Folks facing stress may overeat or eat too many sugary, processed foods. And a lack of motivation means it's much harder to get moving, leading to a sedentary lifestyle. Worse, too much stress also keeps you from being social, meaning you can experience increased loneliness and depression.

All of these are risk factors for heart disease. They elevate blood pressure, which strains your heart. They also contribute to inflammation, the underlying cause of heart disease.

2. Inflammation. Stress directly raises your inflammatory markers.

A study from 2017 showed us something fascinating about how stress affects us. This study is the first of its kind... using tracking imaging that shows the connections between stress, inflammation, and heart disease.
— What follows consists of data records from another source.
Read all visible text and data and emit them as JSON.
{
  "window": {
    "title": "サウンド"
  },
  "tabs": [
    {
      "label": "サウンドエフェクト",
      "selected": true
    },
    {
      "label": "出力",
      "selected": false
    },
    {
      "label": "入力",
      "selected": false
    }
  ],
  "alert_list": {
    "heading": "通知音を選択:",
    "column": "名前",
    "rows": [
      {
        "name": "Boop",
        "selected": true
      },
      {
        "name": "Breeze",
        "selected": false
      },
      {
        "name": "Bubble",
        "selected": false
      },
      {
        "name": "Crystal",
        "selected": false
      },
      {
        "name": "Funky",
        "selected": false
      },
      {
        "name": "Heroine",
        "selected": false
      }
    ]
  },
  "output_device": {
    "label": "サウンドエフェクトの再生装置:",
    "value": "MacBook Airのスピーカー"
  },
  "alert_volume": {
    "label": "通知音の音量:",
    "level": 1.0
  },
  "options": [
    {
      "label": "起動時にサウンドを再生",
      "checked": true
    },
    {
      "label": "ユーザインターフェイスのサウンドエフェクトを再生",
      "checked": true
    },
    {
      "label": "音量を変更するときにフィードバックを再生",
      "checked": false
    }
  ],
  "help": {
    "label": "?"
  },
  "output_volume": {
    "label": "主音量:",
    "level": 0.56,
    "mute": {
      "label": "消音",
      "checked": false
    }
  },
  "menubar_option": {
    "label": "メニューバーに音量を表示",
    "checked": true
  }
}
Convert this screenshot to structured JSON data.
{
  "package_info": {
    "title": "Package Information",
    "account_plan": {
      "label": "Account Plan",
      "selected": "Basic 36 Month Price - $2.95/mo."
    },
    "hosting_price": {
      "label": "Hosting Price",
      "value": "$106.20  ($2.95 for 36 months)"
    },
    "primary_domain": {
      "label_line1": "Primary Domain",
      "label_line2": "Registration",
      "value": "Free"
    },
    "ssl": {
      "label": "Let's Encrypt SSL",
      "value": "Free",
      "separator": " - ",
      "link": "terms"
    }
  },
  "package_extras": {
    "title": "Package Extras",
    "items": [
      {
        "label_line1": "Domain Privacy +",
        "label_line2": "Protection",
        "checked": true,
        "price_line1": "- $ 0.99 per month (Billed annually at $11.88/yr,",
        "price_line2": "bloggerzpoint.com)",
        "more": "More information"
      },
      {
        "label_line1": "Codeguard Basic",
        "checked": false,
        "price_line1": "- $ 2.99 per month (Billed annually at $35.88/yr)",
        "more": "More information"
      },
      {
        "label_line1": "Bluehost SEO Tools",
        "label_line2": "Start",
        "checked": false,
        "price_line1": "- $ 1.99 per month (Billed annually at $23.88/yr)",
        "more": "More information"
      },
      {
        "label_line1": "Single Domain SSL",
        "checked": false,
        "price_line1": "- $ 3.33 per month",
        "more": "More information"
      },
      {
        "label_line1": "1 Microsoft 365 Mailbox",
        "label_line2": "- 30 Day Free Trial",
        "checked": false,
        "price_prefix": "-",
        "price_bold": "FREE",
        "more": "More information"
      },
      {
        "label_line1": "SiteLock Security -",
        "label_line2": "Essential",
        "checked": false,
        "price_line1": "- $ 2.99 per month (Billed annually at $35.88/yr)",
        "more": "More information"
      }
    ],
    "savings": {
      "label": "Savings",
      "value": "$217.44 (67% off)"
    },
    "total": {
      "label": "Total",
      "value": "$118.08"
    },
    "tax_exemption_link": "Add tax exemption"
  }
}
Researchers from Massachusetts General Hospital scanned the brains of nearly 300 participants to measure activity in their amygdalae. They also measured levels of inflammation in their arteries.

They then followed those folks for another two to five years and measured cardiac events. These included strokes, heart attacks, or chest pains.
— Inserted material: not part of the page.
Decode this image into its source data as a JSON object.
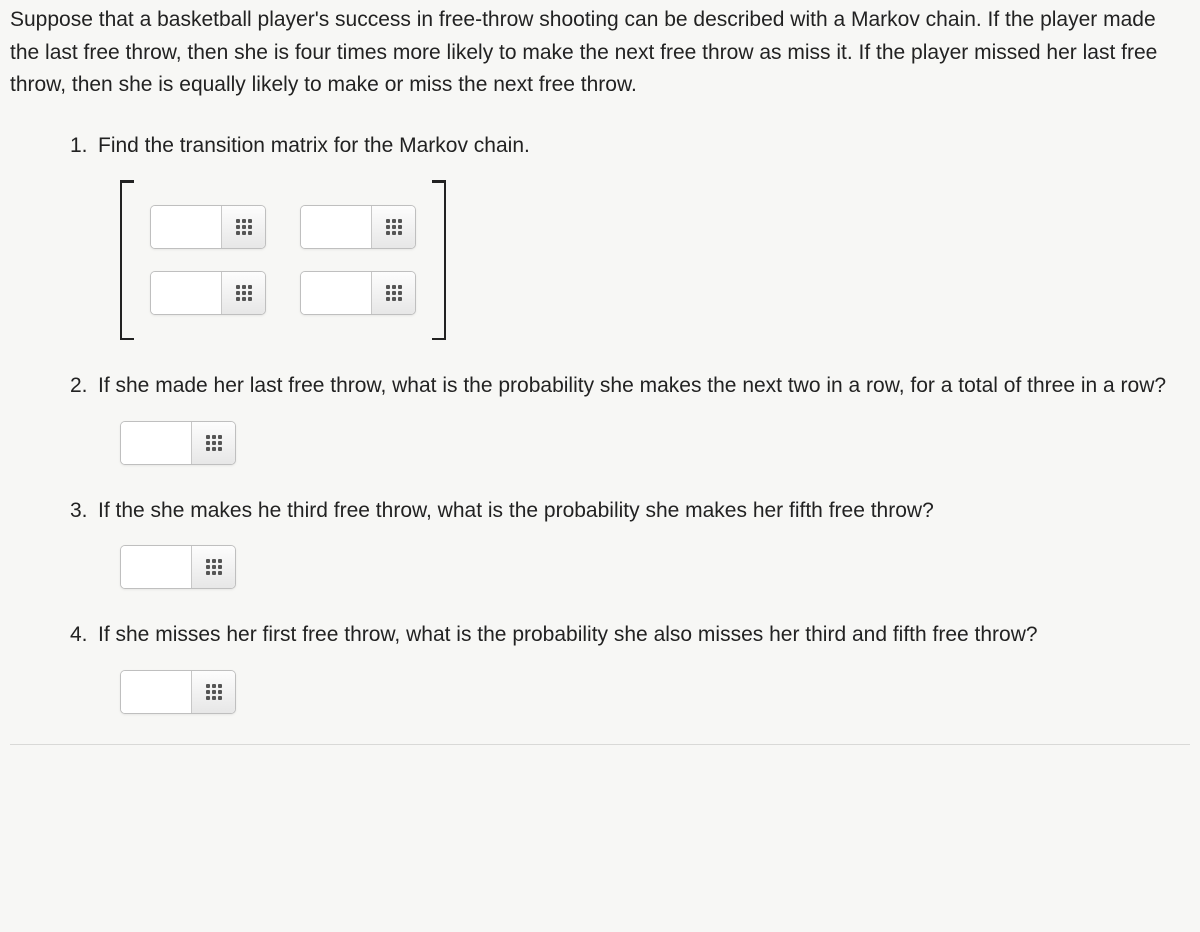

Stress triggers certain immune responses, including the production of white blood cells. These cells then go on to trigger inflammation.

The results showed this link between amygdala activity and inflammation, as well as an increase in heart problems. Here's the key finding: The more stress you face, the more inflammation surfaces in your body, and the more likely you are to have a heart attack.
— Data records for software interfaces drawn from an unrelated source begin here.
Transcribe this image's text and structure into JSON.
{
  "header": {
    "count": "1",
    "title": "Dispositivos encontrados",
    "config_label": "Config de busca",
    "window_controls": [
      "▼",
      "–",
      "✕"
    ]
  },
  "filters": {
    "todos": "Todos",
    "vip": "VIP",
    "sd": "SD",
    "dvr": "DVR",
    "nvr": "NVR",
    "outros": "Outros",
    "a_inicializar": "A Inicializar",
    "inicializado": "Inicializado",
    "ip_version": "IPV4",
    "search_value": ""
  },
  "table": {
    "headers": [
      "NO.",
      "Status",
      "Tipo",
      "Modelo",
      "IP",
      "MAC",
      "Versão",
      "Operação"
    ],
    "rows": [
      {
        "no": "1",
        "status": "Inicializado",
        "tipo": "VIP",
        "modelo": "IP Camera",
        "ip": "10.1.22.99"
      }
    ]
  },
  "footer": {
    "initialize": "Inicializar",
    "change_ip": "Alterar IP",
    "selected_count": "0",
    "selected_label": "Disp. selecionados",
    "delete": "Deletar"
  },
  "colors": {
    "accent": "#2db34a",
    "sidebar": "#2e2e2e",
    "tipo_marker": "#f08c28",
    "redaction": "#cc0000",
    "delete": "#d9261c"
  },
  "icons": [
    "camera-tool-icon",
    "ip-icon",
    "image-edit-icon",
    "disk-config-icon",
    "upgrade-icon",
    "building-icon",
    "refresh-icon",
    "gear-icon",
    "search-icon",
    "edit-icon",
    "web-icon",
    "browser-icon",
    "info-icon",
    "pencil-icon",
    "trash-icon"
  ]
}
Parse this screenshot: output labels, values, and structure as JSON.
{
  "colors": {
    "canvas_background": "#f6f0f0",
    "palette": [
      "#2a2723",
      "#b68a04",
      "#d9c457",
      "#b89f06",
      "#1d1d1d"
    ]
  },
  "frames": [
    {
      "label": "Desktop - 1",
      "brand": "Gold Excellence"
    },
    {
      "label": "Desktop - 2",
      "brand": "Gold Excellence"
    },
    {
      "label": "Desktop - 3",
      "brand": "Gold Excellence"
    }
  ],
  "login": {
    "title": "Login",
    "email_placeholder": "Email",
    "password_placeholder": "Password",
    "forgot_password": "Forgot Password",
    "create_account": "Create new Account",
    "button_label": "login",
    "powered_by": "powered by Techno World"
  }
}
I've also told you for years that inflammation is the source of heart disease. That's because inflammation causes tears in your arteries. Your immune system wants to patch those up and uses cholesterol to do so, making plaques that start to narrow the vessels.

That's why it's so important to combat sources of inflammation. That includes processed foods, trans fats, sugar (real and artificial), sedentary lifestyle, having extra weight around your midsection, and stress.

3. Broken heart syndrome. In a review from the Journal of the American College of Cardiology, researchers looked into the causes of takotsubo syndrome. It's also known as "broken heart" syndrome because it's typically brought on by trauma (like the loss of a spouse).

Takotsubo causes heart failure, usually in women, even when they don't show any signs of early heart disease. What happens is that a stressful life event literally causes your heart to stop.

What's more, this study showed that people with takotsubo were just as likely to die from their condition as were people with coronary artery disease. That happened even though those with takotsubo had lower numbers of heart attack risk factors. That includes high blood pressure and diabetes. Stress alone is enough to damage your heart.

We've known about the link between stress and heart disease for a long time... Heart patients often hear "don't get too emotional" or "avoid stressful situations" to prevent  triggering a heart attack.

But sometimes, we just can't avoid stress. That's why for better heart health, you need to take steps today to lower your stress. Try some of my favorite de-stressor tips:

  • Get moving – especially in the sunshine
  • Listen to music
  • Meditate
  • Socialize
  • Try some aromatherapy (I love rose oil)
  • Unplug from your device
  • Work in your garden
  • Yoga or tai chi

And if you can, take a vacation. I love to travel and stay mindful about where I am and what I'm enjoying. 

What We're Reading...

Here's to our health, wealth, and a great retirement,

Dr. David Eifrig and the Health & Wealth Bulletin Research Team
February 25, 2020